§ **TASK DIRECTIONS**: Scan the records below. List lines holding "included".

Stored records
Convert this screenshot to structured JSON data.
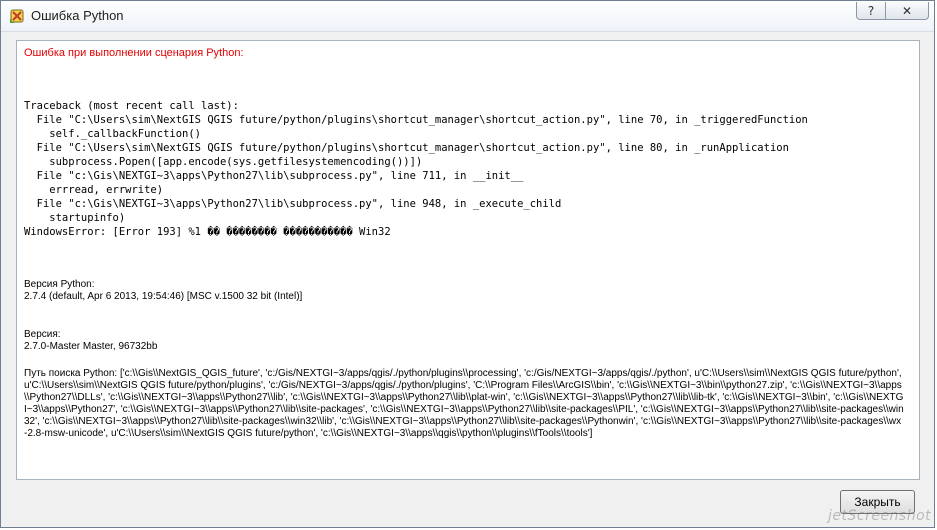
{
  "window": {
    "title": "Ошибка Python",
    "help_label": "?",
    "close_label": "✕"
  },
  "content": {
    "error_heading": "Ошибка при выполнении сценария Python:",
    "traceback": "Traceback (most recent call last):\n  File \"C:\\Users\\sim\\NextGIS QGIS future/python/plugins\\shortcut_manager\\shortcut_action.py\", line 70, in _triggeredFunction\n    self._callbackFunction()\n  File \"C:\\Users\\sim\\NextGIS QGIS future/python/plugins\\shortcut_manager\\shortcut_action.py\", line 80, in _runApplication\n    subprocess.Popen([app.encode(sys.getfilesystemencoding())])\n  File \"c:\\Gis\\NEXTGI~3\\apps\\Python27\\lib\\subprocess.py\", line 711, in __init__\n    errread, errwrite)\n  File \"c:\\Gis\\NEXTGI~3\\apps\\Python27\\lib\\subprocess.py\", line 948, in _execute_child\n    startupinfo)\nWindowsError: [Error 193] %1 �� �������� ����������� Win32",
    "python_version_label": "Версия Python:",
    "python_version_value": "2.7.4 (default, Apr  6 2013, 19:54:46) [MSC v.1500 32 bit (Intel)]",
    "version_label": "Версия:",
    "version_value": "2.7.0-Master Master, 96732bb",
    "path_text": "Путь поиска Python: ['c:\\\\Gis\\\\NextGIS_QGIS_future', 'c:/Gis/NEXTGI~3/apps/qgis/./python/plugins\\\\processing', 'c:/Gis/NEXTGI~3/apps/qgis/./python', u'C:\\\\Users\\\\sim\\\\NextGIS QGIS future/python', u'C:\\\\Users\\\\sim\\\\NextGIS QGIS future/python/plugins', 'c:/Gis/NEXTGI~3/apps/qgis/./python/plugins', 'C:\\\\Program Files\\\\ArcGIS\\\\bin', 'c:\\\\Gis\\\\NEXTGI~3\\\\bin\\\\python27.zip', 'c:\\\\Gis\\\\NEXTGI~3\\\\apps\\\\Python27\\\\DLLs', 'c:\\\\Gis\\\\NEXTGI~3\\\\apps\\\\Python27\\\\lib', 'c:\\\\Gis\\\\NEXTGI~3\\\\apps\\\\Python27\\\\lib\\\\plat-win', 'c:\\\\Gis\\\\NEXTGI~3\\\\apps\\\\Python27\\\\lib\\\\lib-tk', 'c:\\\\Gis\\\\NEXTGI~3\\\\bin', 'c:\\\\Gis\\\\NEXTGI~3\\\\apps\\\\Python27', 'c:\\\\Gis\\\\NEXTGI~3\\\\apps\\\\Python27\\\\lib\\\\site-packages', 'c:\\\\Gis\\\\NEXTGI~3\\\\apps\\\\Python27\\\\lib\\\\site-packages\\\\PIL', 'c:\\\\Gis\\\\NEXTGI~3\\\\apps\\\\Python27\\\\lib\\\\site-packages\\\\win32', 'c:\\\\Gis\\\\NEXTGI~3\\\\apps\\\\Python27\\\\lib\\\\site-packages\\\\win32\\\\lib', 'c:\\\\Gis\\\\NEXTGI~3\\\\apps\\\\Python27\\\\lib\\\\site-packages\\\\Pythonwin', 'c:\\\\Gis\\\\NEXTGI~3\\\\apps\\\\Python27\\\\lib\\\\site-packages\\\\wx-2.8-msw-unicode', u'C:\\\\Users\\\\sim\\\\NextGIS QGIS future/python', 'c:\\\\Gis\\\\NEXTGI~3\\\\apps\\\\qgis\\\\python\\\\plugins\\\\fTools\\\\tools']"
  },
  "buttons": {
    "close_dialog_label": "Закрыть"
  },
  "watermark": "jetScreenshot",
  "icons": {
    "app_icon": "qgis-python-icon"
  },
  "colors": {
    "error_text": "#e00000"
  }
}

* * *

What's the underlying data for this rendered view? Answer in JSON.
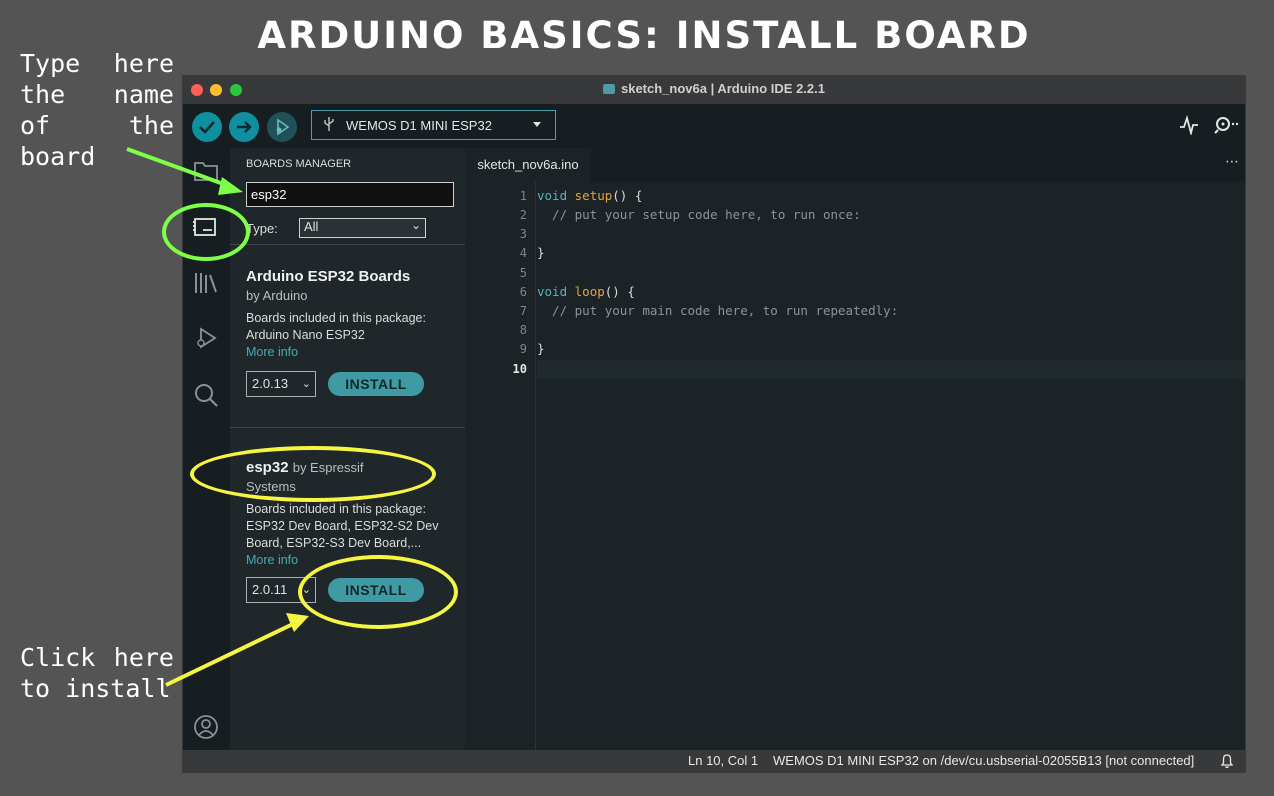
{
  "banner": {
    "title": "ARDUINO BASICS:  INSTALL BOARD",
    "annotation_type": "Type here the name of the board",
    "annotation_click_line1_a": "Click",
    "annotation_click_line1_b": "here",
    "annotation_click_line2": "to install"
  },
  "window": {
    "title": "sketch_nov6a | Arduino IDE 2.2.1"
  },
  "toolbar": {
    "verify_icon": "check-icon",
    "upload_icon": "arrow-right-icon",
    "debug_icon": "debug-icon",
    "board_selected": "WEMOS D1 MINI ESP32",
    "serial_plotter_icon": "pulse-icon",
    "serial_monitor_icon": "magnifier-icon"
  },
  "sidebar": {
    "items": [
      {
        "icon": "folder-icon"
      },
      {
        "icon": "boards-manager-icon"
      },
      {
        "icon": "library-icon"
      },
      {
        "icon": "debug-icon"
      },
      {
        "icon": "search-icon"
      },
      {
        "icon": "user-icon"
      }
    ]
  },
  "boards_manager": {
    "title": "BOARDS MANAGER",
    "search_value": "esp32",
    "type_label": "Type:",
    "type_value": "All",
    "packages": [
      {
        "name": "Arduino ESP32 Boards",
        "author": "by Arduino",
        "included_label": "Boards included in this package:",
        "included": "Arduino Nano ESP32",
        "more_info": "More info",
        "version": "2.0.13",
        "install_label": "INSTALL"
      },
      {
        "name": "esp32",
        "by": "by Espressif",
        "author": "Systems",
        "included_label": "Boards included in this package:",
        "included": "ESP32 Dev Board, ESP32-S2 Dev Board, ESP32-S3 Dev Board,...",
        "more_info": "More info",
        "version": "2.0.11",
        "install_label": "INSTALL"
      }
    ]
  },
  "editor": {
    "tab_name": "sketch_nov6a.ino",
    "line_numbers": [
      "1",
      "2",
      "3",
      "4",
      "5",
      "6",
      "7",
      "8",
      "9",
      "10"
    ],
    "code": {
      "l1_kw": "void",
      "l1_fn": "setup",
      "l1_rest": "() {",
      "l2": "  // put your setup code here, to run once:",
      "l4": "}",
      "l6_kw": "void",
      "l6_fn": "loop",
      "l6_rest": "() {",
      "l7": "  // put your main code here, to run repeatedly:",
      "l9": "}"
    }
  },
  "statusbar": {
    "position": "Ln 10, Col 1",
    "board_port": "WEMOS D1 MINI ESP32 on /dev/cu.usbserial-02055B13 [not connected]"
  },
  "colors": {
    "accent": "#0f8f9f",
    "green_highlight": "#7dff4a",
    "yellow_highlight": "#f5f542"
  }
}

§ **SOLUTION**:
        "included_label": "Boards included in this package:",
        "included": "Arduino Nano ESP32",
        "included_label": "Boards included in this package:",
        "included": "ESP32 Dev Board, ESP32-S2 Dev Board, ESP32-S3 Dev Board,...",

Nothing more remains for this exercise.